### EXERCISE DESCRIPTION
The following entries are to be repeated exactly, and the pictures are to be left behind.

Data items
───

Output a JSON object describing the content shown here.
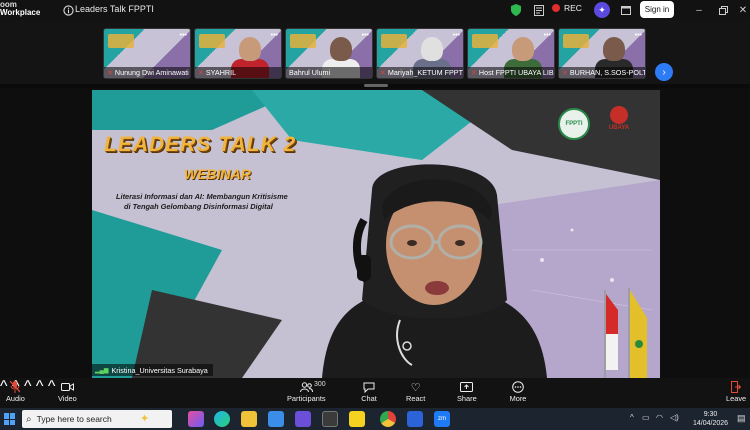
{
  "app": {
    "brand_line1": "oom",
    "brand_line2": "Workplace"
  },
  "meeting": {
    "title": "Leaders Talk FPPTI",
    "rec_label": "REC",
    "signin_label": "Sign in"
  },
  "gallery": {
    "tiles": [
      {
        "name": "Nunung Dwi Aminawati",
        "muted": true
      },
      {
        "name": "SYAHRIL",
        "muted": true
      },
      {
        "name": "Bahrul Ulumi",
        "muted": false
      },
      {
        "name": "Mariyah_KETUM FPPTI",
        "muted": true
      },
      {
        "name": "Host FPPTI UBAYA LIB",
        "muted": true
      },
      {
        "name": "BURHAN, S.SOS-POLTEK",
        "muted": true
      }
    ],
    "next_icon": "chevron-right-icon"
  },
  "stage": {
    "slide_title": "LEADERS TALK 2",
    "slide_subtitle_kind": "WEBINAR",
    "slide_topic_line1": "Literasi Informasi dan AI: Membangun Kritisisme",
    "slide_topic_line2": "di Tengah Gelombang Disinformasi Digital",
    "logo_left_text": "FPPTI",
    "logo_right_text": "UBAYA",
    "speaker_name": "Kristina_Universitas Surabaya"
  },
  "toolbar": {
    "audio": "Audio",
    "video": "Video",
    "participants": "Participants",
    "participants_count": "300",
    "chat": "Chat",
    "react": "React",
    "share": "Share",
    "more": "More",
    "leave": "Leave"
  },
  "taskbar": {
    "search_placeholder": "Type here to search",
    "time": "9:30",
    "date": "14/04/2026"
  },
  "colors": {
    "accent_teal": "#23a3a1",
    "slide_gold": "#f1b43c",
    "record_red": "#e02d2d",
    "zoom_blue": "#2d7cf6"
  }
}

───

### RESPONSE TO THE EXERCISE
Output a JSON object describing the content shown here.
{
  "app": {
    "brand_line1": "oom",
    "brand_line2": "Workplace"
  },
  "meeting": {
    "title": "Leaders Talk FPPTI",
    "rec_label": "REC",
    "signin_label": "Sign in"
  },
  "gallery": {
    "tiles": [
      {
        "name": "Nunung Dwi Aminawati",
        "muted": true
      },
      {
        "name": "SYAHRIL",
        "muted": true
      },
      {
        "name": "Bahrul Ulumi",
        "muted": false
      },
      {
        "name": "Mariyah_KETUM FPPTI",
        "muted": true
      },
      {
        "name": "Host FPPTI UBAYA LIB",
        "muted": true
      },
      {
        "name": "BURHAN, S.SOS-POLTEK",
        "muted": true
      }
    ],
    "next_icon": "chevron-right-icon"
  },
  "stage": {
    "slide_title": "LEADERS TALK 2",
    "slide_subtitle_kind": "WEBINAR",
    "slide_topic_line1": "Literasi Informasi dan AI: Membangun Kritisisme",
    "slide_topic_line2": "di Tengah Gelombang Disinformasi Digital",
    "logo_left_text": "FPPTI",
    "logo_right_text": "UBAYA",
    "speaker_name": "Kristina_Universitas Surabaya"
  },
  "toolbar": {
    "audio": "Audio",
    "video": "Video",
    "participants": "Participants",
    "participants_count": "300",
    "chat": "Chat",
    "react": "React",
    "share": "Share",
    "more": "More",
    "leave": "Leave"
  },
  "taskbar": {
    "search_placeholder": "Type here to search",
    "time": "9:30",
    "date": "14/04/2026"
  },
  "colors": {
    "accent_teal": "#23a3a1",
    "slide_gold": "#f1b43c",
    "record_red": "#e02d2d",
    "zoom_blue": "#2d7cf6"
  }
}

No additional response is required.